The teen years often set the course for a person’s adult spending habits. For that reason, it is wise to attempt to influence a teenager’s spending habits as early as possible.
Perhaps the easiest place to begin is with your teen’s clothing & accessories, gadgets, and electronics.
Managing Teen Money
Since most people start giving their children more financial responsibilities in their teen years, it makes sense to teach them a thing or two about spending wisely, as well.
Instead of letting your teen pay $60 for expensive torn or painted jeans, show them how to pick up a designer pair of jeans from the thrift store for $10 and customize the jeans themselves.
Teach them to comparison shop for high-tech gadgets and electronics and how to save and budget for the items they really want. You might have them vacuum the house for a month in exchange for the money to purchase a fun new gadget. The more work that it takes for it, the more they will appreciate it and take care of it.
Since many teens are environmentally aware, remind them that purchasing used items and recycling old items is helping to save the Earth. Ecnourage your teen to trade things like clothing, CDs and DVDs with their friends, and to alter items that do not fit right instead of throwing clothing and accessories away.
Places like teen clothing consignment shops and CD swap shops are other fun places to introduce your teen to, as well.
More than anything, I would encourage you to stress the importance of individuality to your kids.
A child with a strong sense of self will be less caught up in what is popular and will be less inclined to purchase expensive clothes and items to fit in with their friends. This may make teens (especially girls) more likely to make their own clothing and recycle their old clothing, as well. Teenage boys, on the other hand, may learn to become content with what they have, instead of longing for the next new thing.

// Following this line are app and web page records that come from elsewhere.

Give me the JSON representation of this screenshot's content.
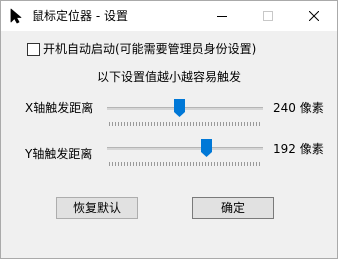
{
  "window": {
    "title": "鼠标定位器 - 设置"
  },
  "autostart": {
    "label": "开机自动启动(可能需要管理员身份设置)",
    "checked": false
  },
  "hint": "以下设置值越小越容易触发",
  "x_slider": {
    "label": "X轴触发距离",
    "value": "240 像素",
    "position_fraction": 0.46
  },
  "y_slider": {
    "label": "Y轴触发距离",
    "value": "192 像素",
    "position_fraction": 0.64
  },
  "buttons": {
    "reset": "恢复默认",
    "ok": "确定"
  },
  "colors": {
    "accent": "#0078d7",
    "titlebar": "#ffffff",
    "body": "#f0f0f0"
  },
  "icons": {
    "app": "mouse-cursor-icon",
    "minimize": "minimize-icon",
    "maximize": "maximize-icon",
    "close": "close-icon"
  }
}
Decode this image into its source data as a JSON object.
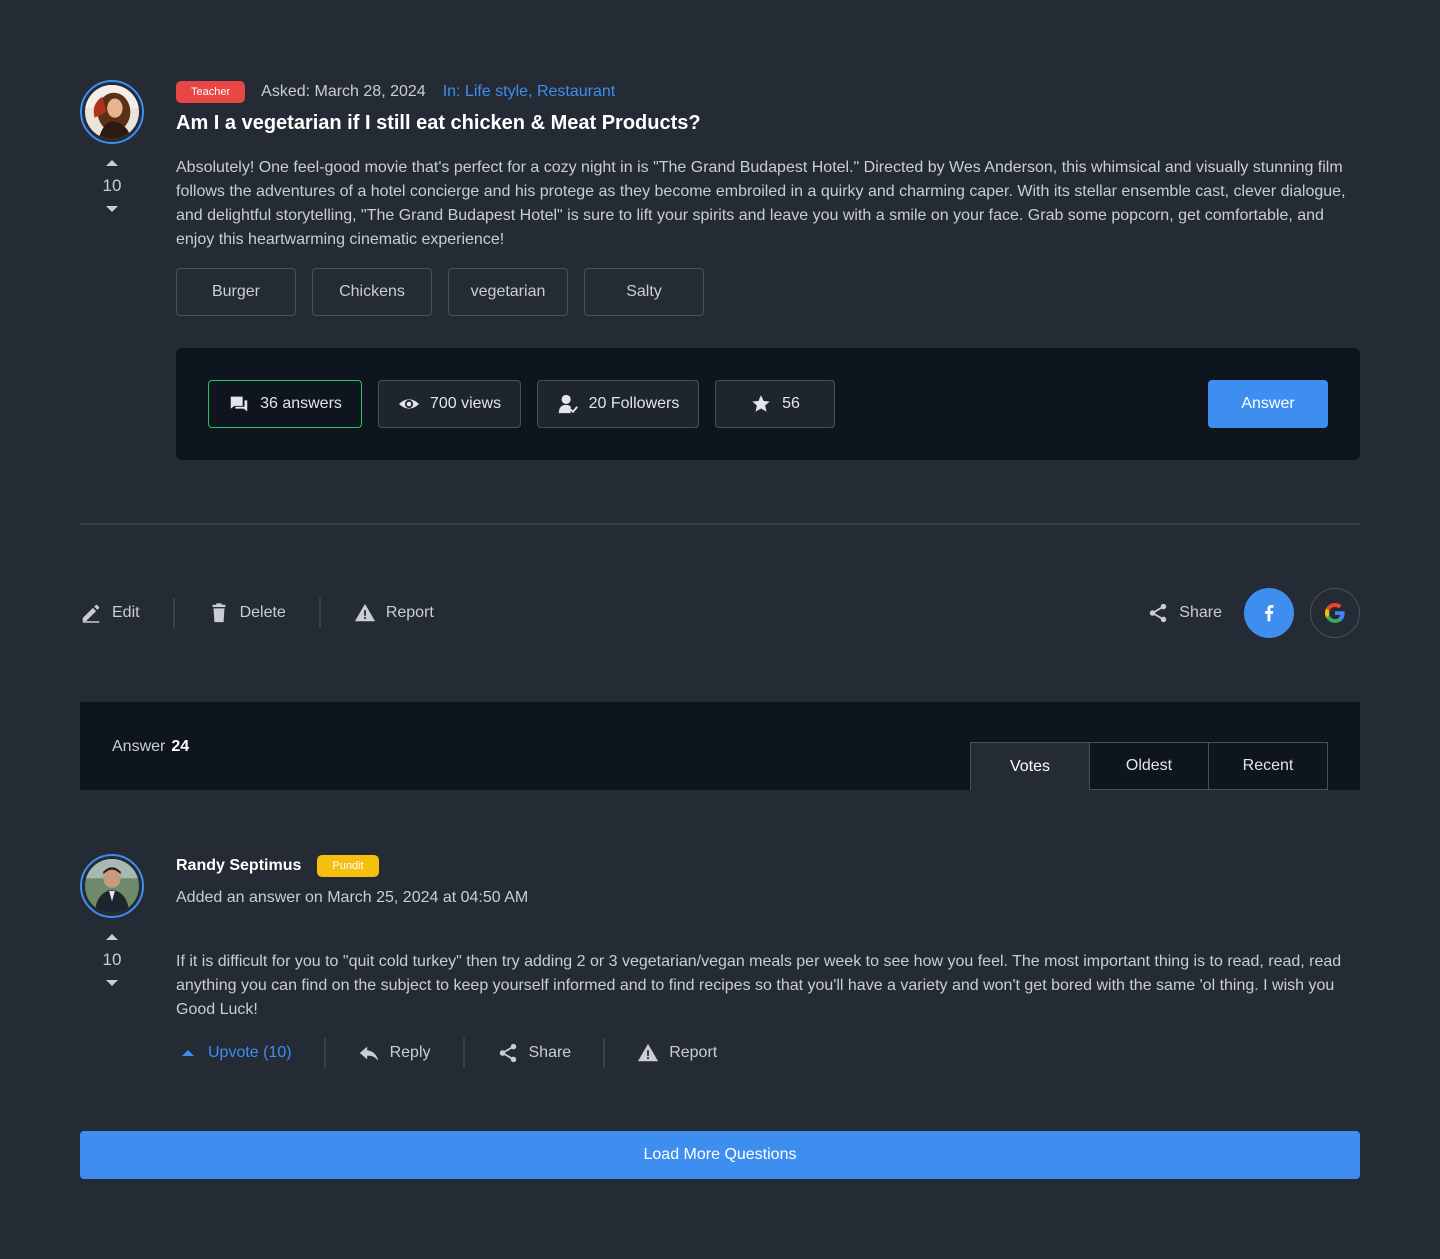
{
  "question": {
    "badge": "Teacher",
    "asked": "Asked: March 28, 2024",
    "categories": "In: Life style, Restaurant",
    "title": "Am I a vegetarian if I still eat chicken & Meat Products?",
    "body": "Absolutely! One feel-good movie that's perfect for a cozy night in is \"The Grand Budapest Hotel.\" Directed by Wes Anderson, this whimsical and visually stunning film follows the adventures of a hotel concierge and his protege as they become embroiled in a quirky and charming caper. With its stellar ensemble cast, clever dialogue, and delightful storytelling, \"The Grand Budapest Hotel\" is sure to lift your spirits and leave you with a smile on your face. Grab some popcorn, get comfortable, and enjoy this heartwarming cinematic experience!",
    "votes": "10",
    "tags": [
      "Burger",
      "Chickens",
      "vegetarian",
      "Salty"
    ]
  },
  "stats": {
    "answers": "36 answers",
    "views": "700 views",
    "followers": "20 Followers",
    "stars": "56",
    "answer_button": "Answer"
  },
  "actions": {
    "edit": "Edit",
    "delete": "Delete",
    "report": "Report",
    "share": "Share"
  },
  "answers_header": {
    "label": "Answer",
    "count": "24",
    "tabs": [
      "Votes",
      "Oldest",
      "Recent"
    ],
    "active_tab": "Votes"
  },
  "answer": {
    "name": "Randy Septimus",
    "badge": "Pundit",
    "date": "Added an answer on March 25, 2024 at 04:50 AM",
    "votes": "10",
    "body": "If it is difficult for you to \"quit cold turkey\" then try adding 2 or 3 vegetarian/vegan meals per week to see how you feel. The most important thing is to read, read, read anything you can find on the subject to keep yourself informed and to find recipes so that you'll have a variety and won't get bored with the same 'ol thing. I wish you Good Luck!",
    "upvote": "Upvote (10)",
    "reply": "Reply",
    "share": "Share",
    "report": "Report"
  },
  "load_more": "Load More Questions",
  "colors": {
    "background": "#252b35",
    "panel": "#0f151e",
    "accent": "#3e8ef0",
    "teacher_badge": "#e84545",
    "pundit_badge": "#f5bf0f",
    "active_stat_border": "#22c55e"
  }
}
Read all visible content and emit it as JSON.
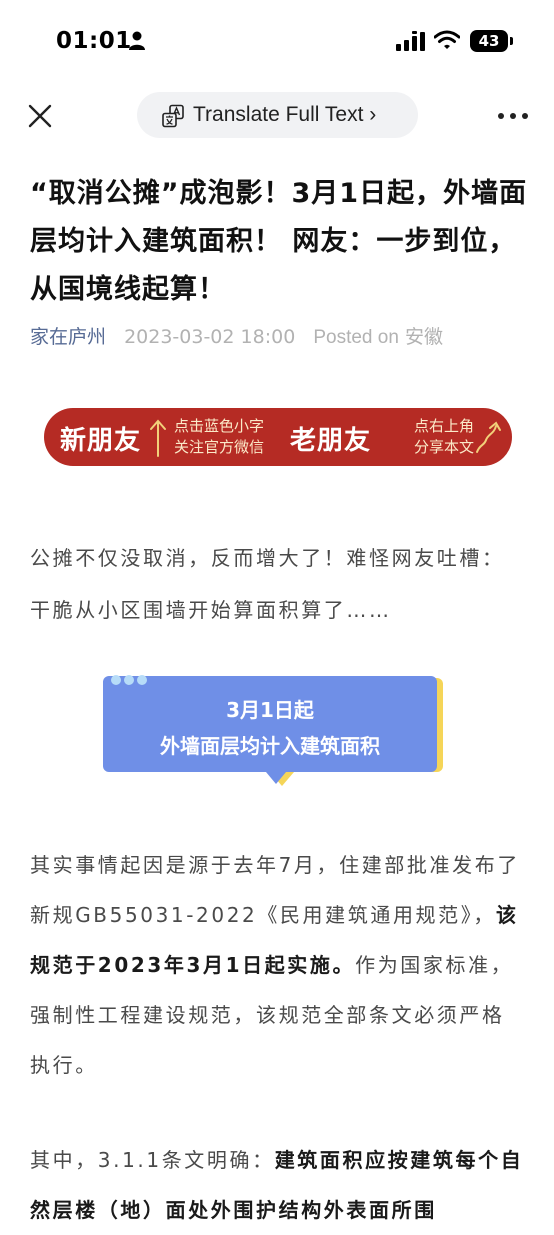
{
  "status_bar": {
    "time": "01:01",
    "battery": "43",
    "icons": [
      "person-icon",
      "signal-icon",
      "wifi-icon",
      "battery-icon"
    ]
  },
  "nav": {
    "translate_label": "Translate Full Text ›",
    "icons": [
      "close-icon",
      "translate-icon",
      "more-icon"
    ]
  },
  "article": {
    "title": "“取消公摊”成泡影！3月1日起，外墙面层均计入建筑面积！ 网友：一步到位，从国境线起算！",
    "account": "家在庐州",
    "date": "2023-03-02 18:00",
    "posted_label": "Posted on",
    "location": "安徽"
  },
  "banner": {
    "new_friend": "新朋友",
    "new_hint_line1": "点击蓝色小字",
    "new_hint_line2": "关注官方微信",
    "old_friend": "老朋友",
    "old_hint_line1": "点右上角",
    "old_hint_line2": "分享本文"
  },
  "body": {
    "para1": "公摊不仅没取消，反而增大了！难怪网友吐槽：干脆从小区围墙开始算面积算了……",
    "card_line1": "3月1日起",
    "card_line2": "外墙面层均计入建筑面积",
    "para2_a": "其实事情起因是源于去年7月，住建部批准发布了新规GB55031-2022《民用建筑通用规范》，",
    "para2_bold": "该规范于2023年3月1日起实施。",
    "para2_b": "作为国家标准，强制性工程建设规范，该规范全部条文必须严格执行。",
    "para3_a": "其中，3.1.1条文明确：",
    "para3_bold": "建筑面积应按建筑每个自然层楼（地）面处外围护结构外表面所围"
  },
  "colors": {
    "account_link": "#576b95",
    "banner_red": "#b52b24",
    "card_blue": "#6f8fe7",
    "card_yellow": "#f5d558"
  }
}
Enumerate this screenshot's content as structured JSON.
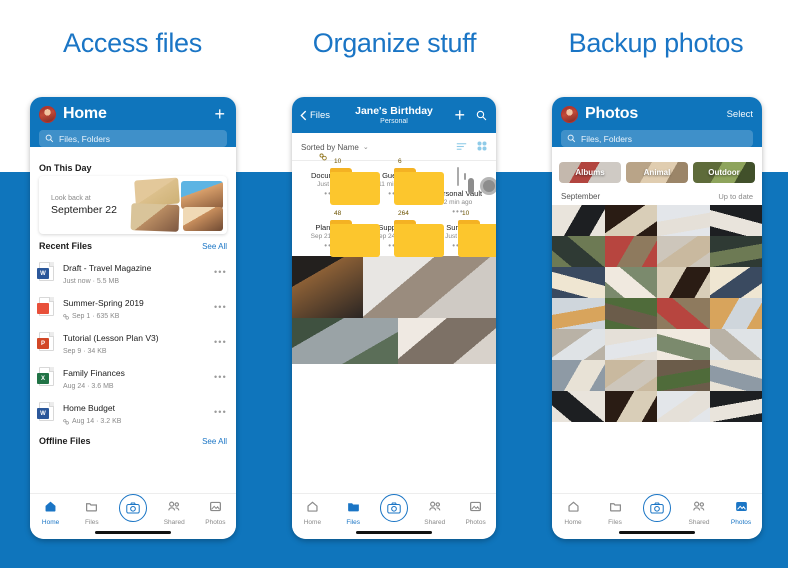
{
  "headings": [
    {
      "text": "Access files"
    },
    {
      "text": "Organize stuff"
    },
    {
      "text": "Backup photos"
    }
  ],
  "colors": {
    "brand_blue": "#0f75bc",
    "background_blue": "#0f75bc",
    "heading_blue": "#1a75c5",
    "folder_yellow": "#fcc62d",
    "link_blue": "#1a75c5"
  },
  "phone1": {
    "header": {
      "title": "Home",
      "avatar": "user-avatar",
      "add_icon": "plus-icon",
      "search_placeholder": "Files, Folders",
      "search_icon": "search-icon"
    },
    "on_this_day": {
      "section_title": "On This Day",
      "look_back_label": "Look back at",
      "date": "September 22"
    },
    "recent": {
      "section_title": "Recent Files",
      "see_all": "See All",
      "files": [
        {
          "name": "Draft - Travel Magazine",
          "meta": "Just now · 5.5 MB",
          "type": "word",
          "shared": false
        },
        {
          "name": "Summer-Spring 2019",
          "meta": "Sep 1 · 635 KB",
          "type": "pdf",
          "shared": true
        },
        {
          "name": "Tutorial (Lesson Plan V3)",
          "meta": "Sep 9 · 34 KB",
          "type": "ppt",
          "shared": false
        },
        {
          "name": "Family Finances",
          "meta": "Aug 24 · 3.6 MB",
          "type": "xls",
          "shared": false
        },
        {
          "name": "Home Budget",
          "meta": "Aug 14 · 3.2 KB",
          "type": "word",
          "shared": true
        }
      ]
    },
    "offline": {
      "section_title": "Offline Files",
      "see_all": "See All"
    },
    "tabs": [
      {
        "label": "Home",
        "icon": "home-icon",
        "active": true
      },
      {
        "label": "Files",
        "icon": "folder-icon",
        "active": false
      },
      {
        "label": "",
        "icon": "camera-icon",
        "active": false
      },
      {
        "label": "Shared",
        "icon": "shared-people-icon",
        "active": false
      },
      {
        "label": "Photos",
        "icon": "photos-icon",
        "active": false
      }
    ]
  },
  "phone2": {
    "header": {
      "back_label": "Files",
      "back_icon": "chevron-left-icon",
      "title": "Jane's Birthday",
      "subtitle": "Personal",
      "add_icon": "plus-icon",
      "search_icon": "search-icon"
    },
    "sortbar": {
      "sort_label": "Sorted by Name",
      "chevron": "chevron-down-icon",
      "list_view_icon": "list-view-icon",
      "grid_view_icon": "grid-view-icon"
    },
    "folders": [
      {
        "name": "Documents",
        "count": "10",
        "meta": "Just now",
        "shared": true,
        "kind": "folder"
      },
      {
        "name": "Guests",
        "count": "6",
        "meta": "11 min ago",
        "shared": false,
        "kind": "folder"
      },
      {
        "name": "Personal Vault",
        "count": "",
        "meta": "2 min ago",
        "shared": false,
        "kind": "vault"
      },
      {
        "name": "Planning",
        "count": "48",
        "meta": "Sep 21, 2020",
        "shared": false,
        "kind": "folder"
      },
      {
        "name": "Suppliers",
        "count": "264",
        "meta": "Sep 24, 2020",
        "shared": false,
        "kind": "folder"
      },
      {
        "name": "Survey",
        "count": "10",
        "meta": "Just now",
        "shared": false,
        "kind": "folder"
      }
    ],
    "overflow_label": "•••",
    "tabs": [
      {
        "label": "Home",
        "icon": "home-icon",
        "active": false
      },
      {
        "label": "Files",
        "icon": "folder-icon",
        "active": true
      },
      {
        "label": "",
        "icon": "camera-icon",
        "active": false
      },
      {
        "label": "Shared",
        "icon": "shared-people-icon",
        "active": false
      },
      {
        "label": "Photos",
        "icon": "photos-icon",
        "active": false
      }
    ]
  },
  "phone3": {
    "header": {
      "title": "Photos",
      "avatar": "user-avatar",
      "select_label": "Select",
      "search_placeholder": "Files, Folders",
      "search_icon": "search-icon"
    },
    "chips": [
      {
        "label": "Albums"
      },
      {
        "label": "Animal"
      },
      {
        "label": "Outdoor"
      }
    ],
    "section": {
      "month": "September",
      "status": "Up to date"
    },
    "tabs": [
      {
        "label": "Home",
        "icon": "home-icon",
        "active": false
      },
      {
        "label": "Files",
        "icon": "folder-icon",
        "active": false
      },
      {
        "label": "",
        "icon": "camera-icon",
        "active": false
      },
      {
        "label": "Shared",
        "icon": "shared-people-icon",
        "active": false
      },
      {
        "label": "Photos",
        "icon": "photos-icon",
        "active": true
      }
    ]
  }
}
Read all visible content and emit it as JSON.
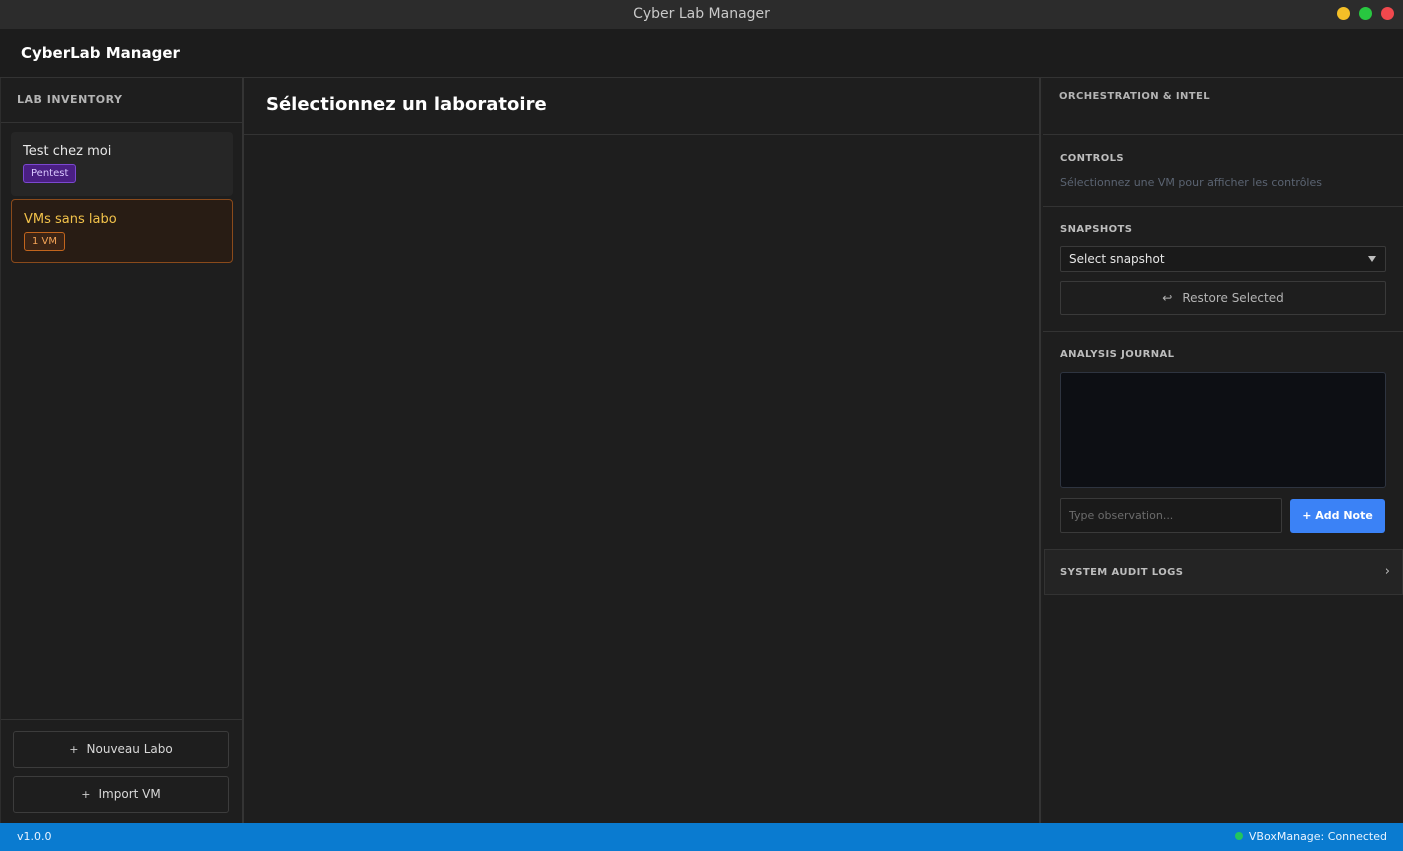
{
  "window": {
    "title": "Cyber Lab Manager"
  },
  "header": {
    "brand": "CyberLab Manager"
  },
  "sidebar": {
    "heading": "LAB INVENTORY",
    "labs": [
      {
        "name": "Test chez moi",
        "badge": "Pentest"
      },
      {
        "name": "VMs sans labo",
        "badge": "1 VM"
      }
    ],
    "buttons": {
      "new_lab": "Nouveau Labo",
      "import_vm": "Import VM"
    }
  },
  "main": {
    "title": "Sélectionnez un laboratoire"
  },
  "panel": {
    "heading": "ORCHESTRATION & INTEL",
    "controls": {
      "label": "CONTROLS",
      "hint": "Sélectionnez une VM pour afficher les contrôles"
    },
    "snapshots": {
      "label": "SNAPSHOTS",
      "selected": "Select snapshot",
      "restore_label": "Restore Selected"
    },
    "journal": {
      "label": "ANALYSIS JOURNAL",
      "placeholder": "Type observation...",
      "add_label": "+ Add Note"
    },
    "audit": {
      "label": "SYSTEM AUDIT LOGS"
    }
  },
  "status": {
    "version": "v1.0.0",
    "connection": "VBoxManage: Connected",
    "connection_color": "#22c55e"
  },
  "colors": {
    "accent": "#3b82f6",
    "statusbar": "#0a7bd0"
  }
}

I have been a certified tightwad since I became pregnant with my first child and decided to find a way to stay home with him. I enjoy sharing my experiences in my journey back to financial health and planning for a future — which will include sending 2 kids to college and early retirement.